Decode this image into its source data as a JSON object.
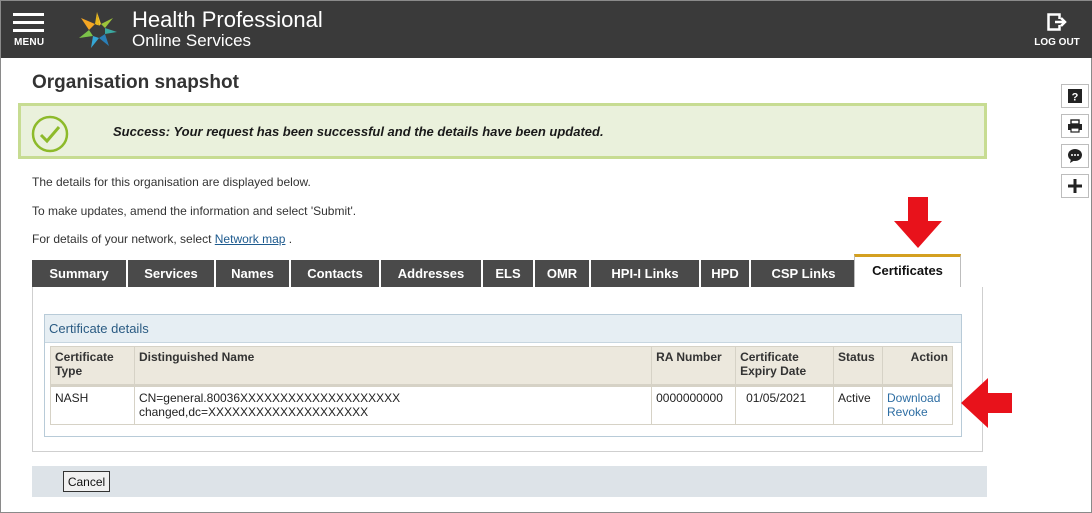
{
  "header": {
    "menu_label": "MENU",
    "brand_line1": "Health Professional",
    "brand_line2": "Online Services",
    "logout_label": "LOG OUT"
  },
  "side_tools": [
    "help-icon",
    "print-icon",
    "feedback-icon",
    "add-icon"
  ],
  "page": {
    "title": "Organisation snapshot",
    "success_message": "Success: Your request has been successful and the details have been updated.",
    "intro1": "The details for this organisation are displayed below.",
    "intro2": "To make updates, amend the information and select 'Submit'.",
    "intro3_prefix": "For details of your network, select",
    "intro3_link": "Network map",
    "intro3_suffix": "."
  },
  "tabs": [
    {
      "label": "Summary"
    },
    {
      "label": "Services"
    },
    {
      "label": "Names"
    },
    {
      "label": "Contacts"
    },
    {
      "label": "Addresses"
    },
    {
      "label": "ELS"
    },
    {
      "label": "OMR"
    },
    {
      "label": "HPI-I Links"
    },
    {
      "label": "HPD"
    },
    {
      "label": "CSP Links"
    },
    {
      "label": "Certificates",
      "active": true
    }
  ],
  "certificates": {
    "section_title": "Certificate details",
    "columns": {
      "type": "Certificate Type",
      "dn": "Distinguished Name",
      "ra": "RA Number",
      "expiry": "Certificate Expiry Date",
      "status": "Status",
      "action": "Action"
    },
    "row": {
      "type": "NASH",
      "dn_line1": "CN=general.80036XXXXXXXXXXXXXXXXXXXX",
      "dn_line2": "changed,dc=XXXXXXXXXXXXXXXXXXXX",
      "ra": "0000000000",
      "expiry": "01/05/2021",
      "status": "Active",
      "action1": "Download",
      "action2": "Revoke"
    }
  },
  "footer": {
    "cancel_label": "Cancel"
  },
  "colors": {
    "header_bg": "#3a3a3a",
    "success_bg": "#eaf1dc",
    "success_border": "#c7dc92",
    "tab_bg": "#4a4a4a",
    "tab_active_accent": "#d4a020",
    "annotation_arrow": "#e8121b"
  }
}
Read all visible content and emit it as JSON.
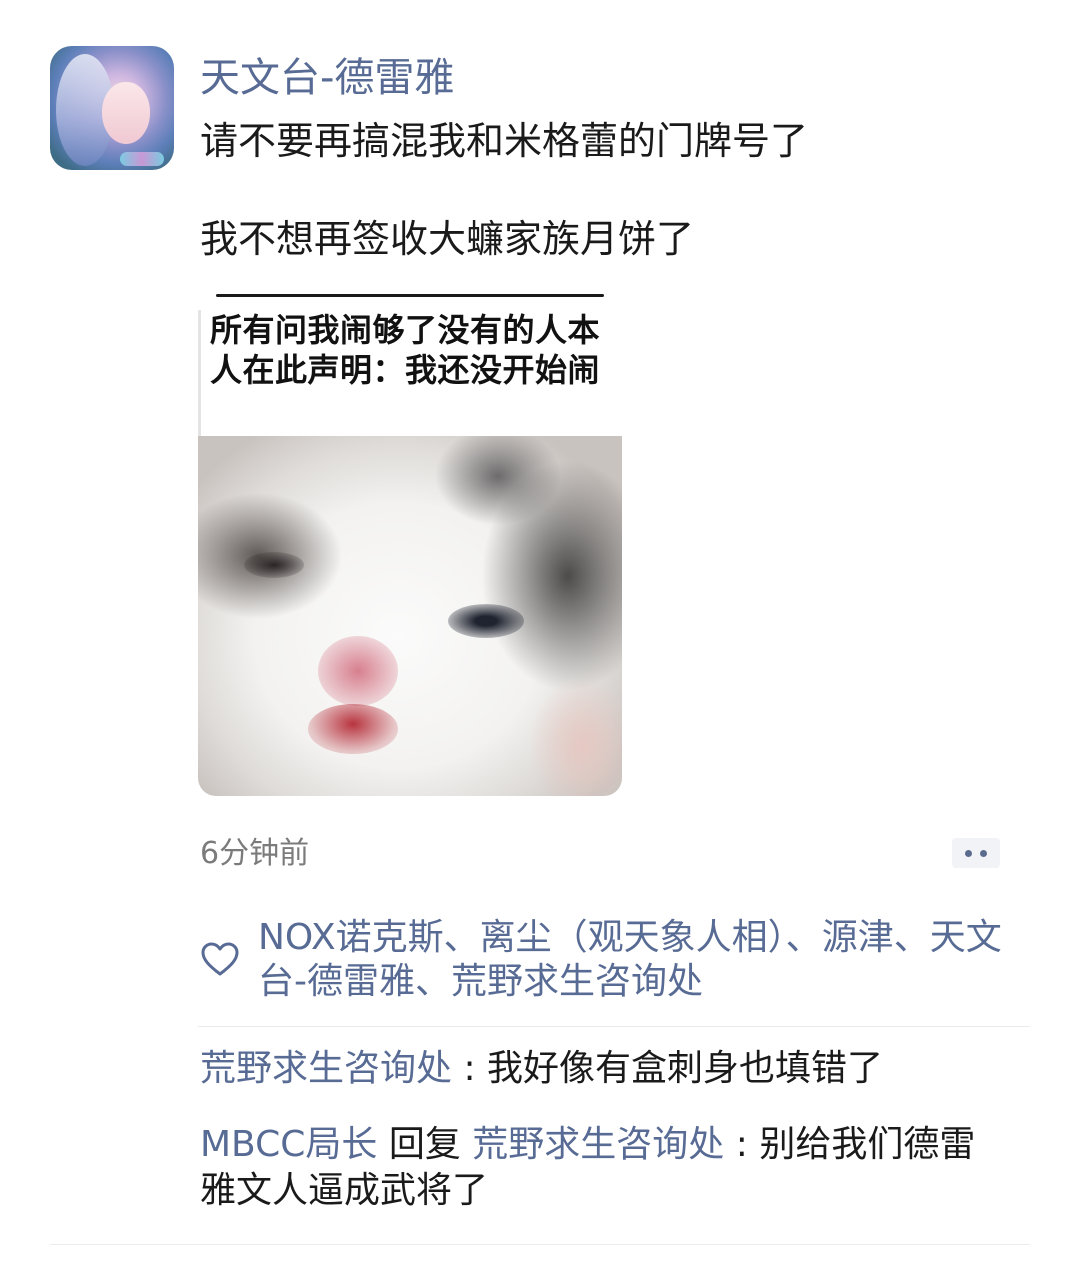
{
  "post": {
    "username": "天文台-德雷雅",
    "text_line1": "请不要再搞混我和米格蕾的门牌号了",
    "text_line2": "我不想再签收大蠊家族月饼了",
    "meme_caption": "所有问我闹够了没有的人本人在此声明：我还没开始闹",
    "timestamp": "6分钟前"
  },
  "likes": {
    "names": [
      "NOX诺克斯",
      "离尘（观天象人相）",
      "源津",
      "天文台-德雷雅",
      "荒野求生咨询处"
    ],
    "separator": "、"
  },
  "comments": [
    {
      "author": "荒野求生咨询处",
      "reply_word": "",
      "reply_to": "",
      "sep": " : ",
      "text": "我好像有盒刺身也填错了"
    },
    {
      "author": "MBCC局长",
      "reply_word": " 回复 ",
      "reply_to": "荒野求生咨询处",
      "sep": " : ",
      "text": "别给我们德雷雅文人逼成武将了"
    }
  ],
  "icons": {
    "more": "more-dots-icon",
    "like": "heart-outline-icon"
  },
  "colors": {
    "link_name": "#586b94",
    "timestamp": "#7b7b7b",
    "text": "#1a1a1a"
  }
}
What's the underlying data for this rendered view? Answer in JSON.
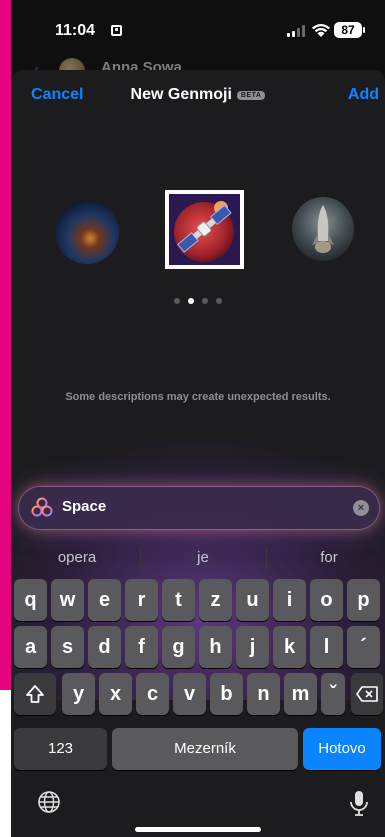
{
  "status_bar": {
    "time": "11:04",
    "battery": "87"
  },
  "background_chat": {
    "contact_name": "Anna Sowa"
  },
  "sheet": {
    "cancel_label": "Cancel",
    "title": "New Genmoji",
    "beta_badge": "BETA",
    "add_label": "Add",
    "disclaimer": "Some descriptions may create unexpected results."
  },
  "carousel": {
    "page_count": 4,
    "active_index": 1,
    "items": [
      "galaxy-emoji",
      "satellite-emoji",
      "rocket-emoji"
    ]
  },
  "prompt": {
    "value": "Space"
  },
  "suggestions": [
    "opera",
    "je",
    "for"
  ],
  "keyboard": {
    "row1": [
      "q",
      "w",
      "e",
      "r",
      "t",
      "z",
      "u",
      "i",
      "o",
      "p"
    ],
    "row2": [
      "a",
      "s",
      "d",
      "f",
      "g",
      "h",
      "j",
      "k",
      "l",
      "´"
    ],
    "row3": [
      "y",
      "x",
      "c",
      "v",
      "b",
      "n",
      "m",
      "ˇ"
    ],
    "numbers_label": "123",
    "space_label": "Mezerník",
    "done_label": "Hotovo"
  },
  "colors": {
    "accent": "#0a84ff",
    "frame": "#e5067f",
    "sheet_bg": "#1c1c1e",
    "key_bg": "#5a5a5e"
  }
}
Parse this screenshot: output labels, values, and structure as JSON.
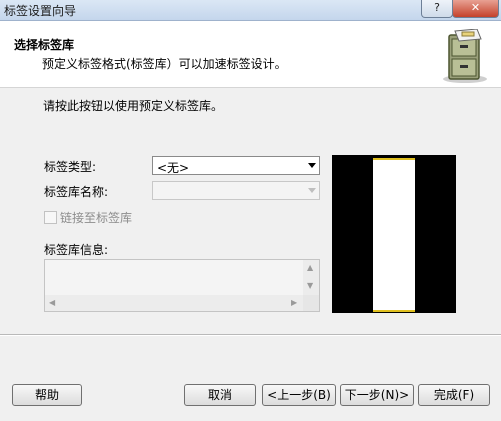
{
  "window": {
    "title": "标签设置向导",
    "help_glyph": "?",
    "close_glyph": "✕"
  },
  "header": {
    "title": "选择标签库",
    "subtitle": "预定义标签格式(标签库）可以加速标签设计。",
    "icon": "file-cabinet-icon"
  },
  "instruction": "请按此按钮以使用预定义标签库。",
  "form": {
    "label_type_label": "标签类型:",
    "label_type_value": "<无>",
    "library_name_label": "标签库名称:",
    "library_name_value": "",
    "link_checkbox_label": "链接至标签库",
    "link_checked": false,
    "info_label": "标签库信息:"
  },
  "buttons": {
    "help": "帮助",
    "cancel": "取消",
    "back": "<上一步(B)",
    "next": "下一步(N)>",
    "finish": "完成(F)"
  },
  "colors": {
    "preview_bg": "#000000",
    "label_edge": "#e0c020"
  }
}
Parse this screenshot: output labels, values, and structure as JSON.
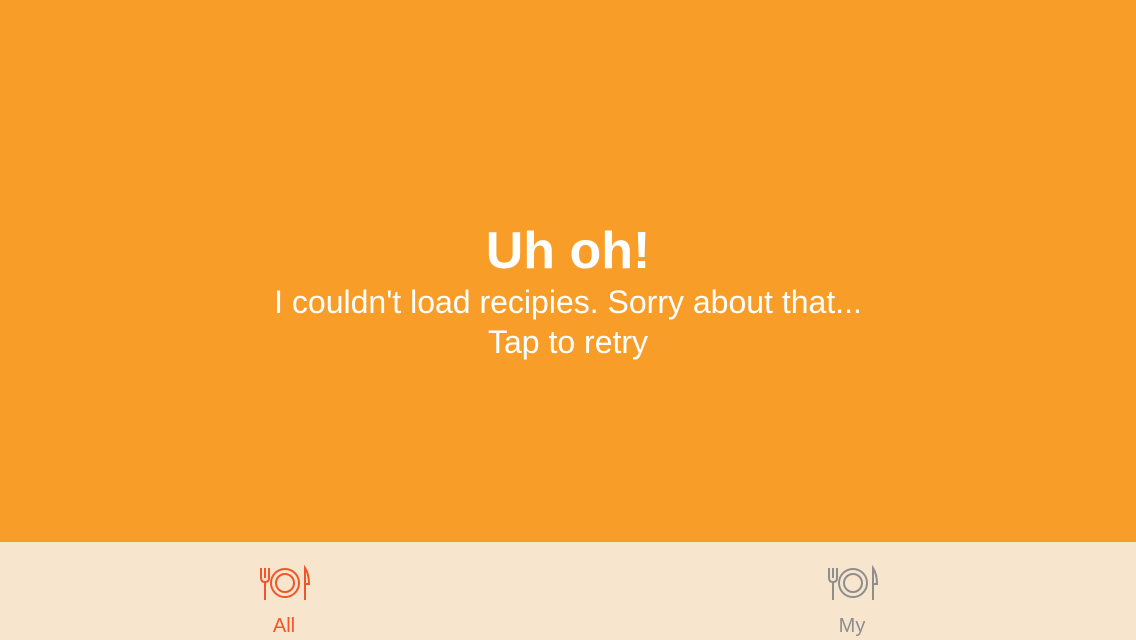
{
  "error": {
    "title": "Uh oh!",
    "message": "I couldn't load recipies. Sorry about that...",
    "retry_label": "Tap to retry"
  },
  "tabbar": {
    "tabs": [
      {
        "label": "All",
        "icon": "plate-fork-knife-icon",
        "selected": true,
        "color": "#F0562A"
      },
      {
        "label": "My",
        "icon": "plate-fork-knife-icon",
        "selected": false,
        "color": "#8E8E8E"
      }
    ]
  },
  "colors": {
    "background": "#F99D29",
    "tabbar_background": "#F8E5CD",
    "text": "#FFFFFF"
  }
}
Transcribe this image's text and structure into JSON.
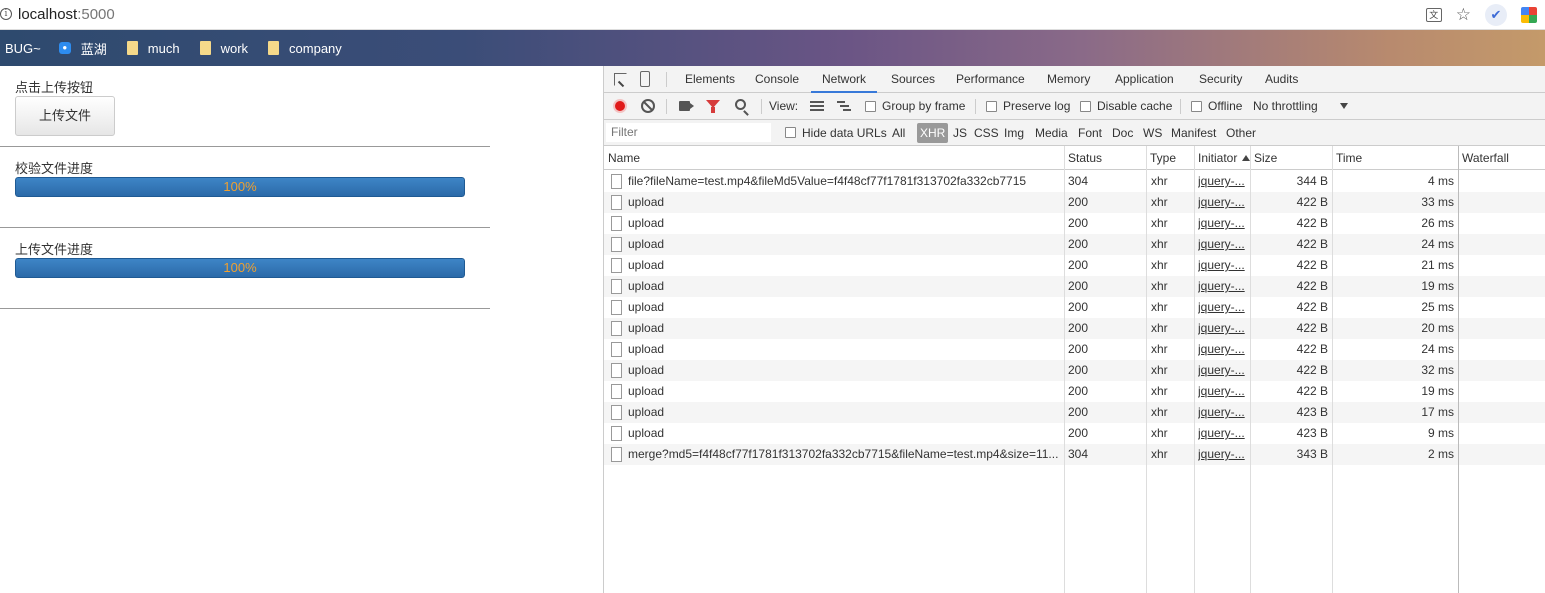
{
  "browser": {
    "url_host": "localhost",
    "url_port": ":5000",
    "info_glyph": "i",
    "translate_glyph": "文",
    "star_glyph": "☆",
    "ext1_glyph": "✔"
  },
  "bookmarks": [
    {
      "label": "BUG~",
      "icon": "none"
    },
    {
      "label": "蓝湖",
      "icon": "lanhu-icon"
    },
    {
      "label": "much",
      "icon": "folder-icon"
    },
    {
      "label": "work",
      "icon": "folder-icon"
    },
    {
      "label": "company",
      "icon": "folder-icon"
    }
  ],
  "page": {
    "upload_label": "点击上传按钮",
    "upload_button": "上传文件",
    "verify_label": "校验文件进度",
    "verify_progress": "100%",
    "verify_value": 1.0,
    "upload_progress_label": "上传文件进度",
    "upload_progress": "100%",
    "upload_value": 1.0
  },
  "devtools": {
    "tabs": [
      "Elements",
      "Console",
      "Network",
      "Sources",
      "Performance",
      "Memory",
      "Application",
      "Security",
      "Audits"
    ],
    "active_tab": "Network",
    "toolbar": {
      "view_label": "View:",
      "group_by_frame": "Group by frame",
      "preserve_log": "Preserve log",
      "disable_cache": "Disable cache",
      "offline": "Offline",
      "throttling": "No throttling"
    },
    "filterbar": {
      "filter_placeholder": "Filter",
      "hide_data_urls": "Hide data URLs",
      "types": [
        "All",
        "XHR",
        "JS",
        "CSS",
        "Img",
        "Media",
        "Font",
        "Doc",
        "WS",
        "Manifest",
        "Other"
      ],
      "active_type": "XHR"
    },
    "columns": [
      "Name",
      "Status",
      "Type",
      "Initiator",
      "Size",
      "Time",
      "Waterfall"
    ],
    "requests": [
      {
        "name": "file?fileName=test.mp4&fileMd5Value=f4f48cf77f1781f313702fa332cb7715",
        "status": "304",
        "type": "xhr",
        "initiator": "jquery-...",
        "size": "344 B",
        "time": "4 ms"
      },
      {
        "name": "upload",
        "status": "200",
        "type": "xhr",
        "initiator": "jquery-...",
        "size": "422 B",
        "time": "33 ms"
      },
      {
        "name": "upload",
        "status": "200",
        "type": "xhr",
        "initiator": "jquery-...",
        "size": "422 B",
        "time": "26 ms"
      },
      {
        "name": "upload",
        "status": "200",
        "type": "xhr",
        "initiator": "jquery-...",
        "size": "422 B",
        "time": "24 ms"
      },
      {
        "name": "upload",
        "status": "200",
        "type": "xhr",
        "initiator": "jquery-...",
        "size": "422 B",
        "time": "21 ms"
      },
      {
        "name": "upload",
        "status": "200",
        "type": "xhr",
        "initiator": "jquery-...",
        "size": "422 B",
        "time": "19 ms"
      },
      {
        "name": "upload",
        "status": "200",
        "type": "xhr",
        "initiator": "jquery-...",
        "size": "422 B",
        "time": "25 ms"
      },
      {
        "name": "upload",
        "status": "200",
        "type": "xhr",
        "initiator": "jquery-...",
        "size": "422 B",
        "time": "20 ms"
      },
      {
        "name": "upload",
        "status": "200",
        "type": "xhr",
        "initiator": "jquery-...",
        "size": "422 B",
        "time": "24 ms"
      },
      {
        "name": "upload",
        "status": "200",
        "type": "xhr",
        "initiator": "jquery-...",
        "size": "422 B",
        "time": "32 ms"
      },
      {
        "name": "upload",
        "status": "200",
        "type": "xhr",
        "initiator": "jquery-...",
        "size": "422 B",
        "time": "19 ms"
      },
      {
        "name": "upload",
        "status": "200",
        "type": "xhr",
        "initiator": "jquery-...",
        "size": "423 B",
        "time": "17 ms"
      },
      {
        "name": "upload",
        "status": "200",
        "type": "xhr",
        "initiator": "jquery-...",
        "size": "423 B",
        "time": "9 ms"
      },
      {
        "name": "merge?md5=f4f48cf77f1781f313702fa332cb7715&fileName=test.mp4&size=11...",
        "status": "304",
        "type": "xhr",
        "initiator": "jquery-...",
        "size": "343 B",
        "time": "2 ms"
      }
    ]
  },
  "colors": {
    "accent": "#3879d9",
    "record": "#e01a1a",
    "progress_bar": "#2b6aa9",
    "progress_text": "#f0a030"
  }
}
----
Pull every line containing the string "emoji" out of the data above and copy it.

      "galaxy-emoji",
      "satellite-emoji",
      "rocket-emoji"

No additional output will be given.